A few months back, the kind folks at Gaston Luga gifted me with a beautiful black Pråper backpack, and I was smitten with its classic and minimalistic design. Since then, I’ve been carrying my beloved “Black Beauty” out and about on all occasions, and recommended this brand to various ones. Last week, they very generously delivered this “Snow White” dream-of-a-bag to my doorstep – isn’t she lovely?
There’s a song I love which begins with these words:
Make my heart tender and pure,
Make me strong, help me endure.
Recently I’ve been thinking about that – the cultivation of a tender heart.
You know, so many parenting articles these days focus on building grit and resilience in our kids – hey, even I have blogged about that in the past!
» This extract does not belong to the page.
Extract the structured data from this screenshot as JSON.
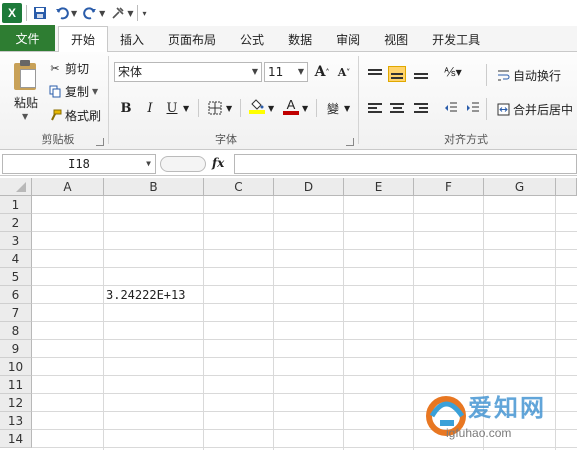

We want our children to be able to stand strong amidst the storms of life that will come their way; we want them to learn the value of hard work and never giving up, on getting up from failure and trying again.
I want that for my boys too. But how do we do it?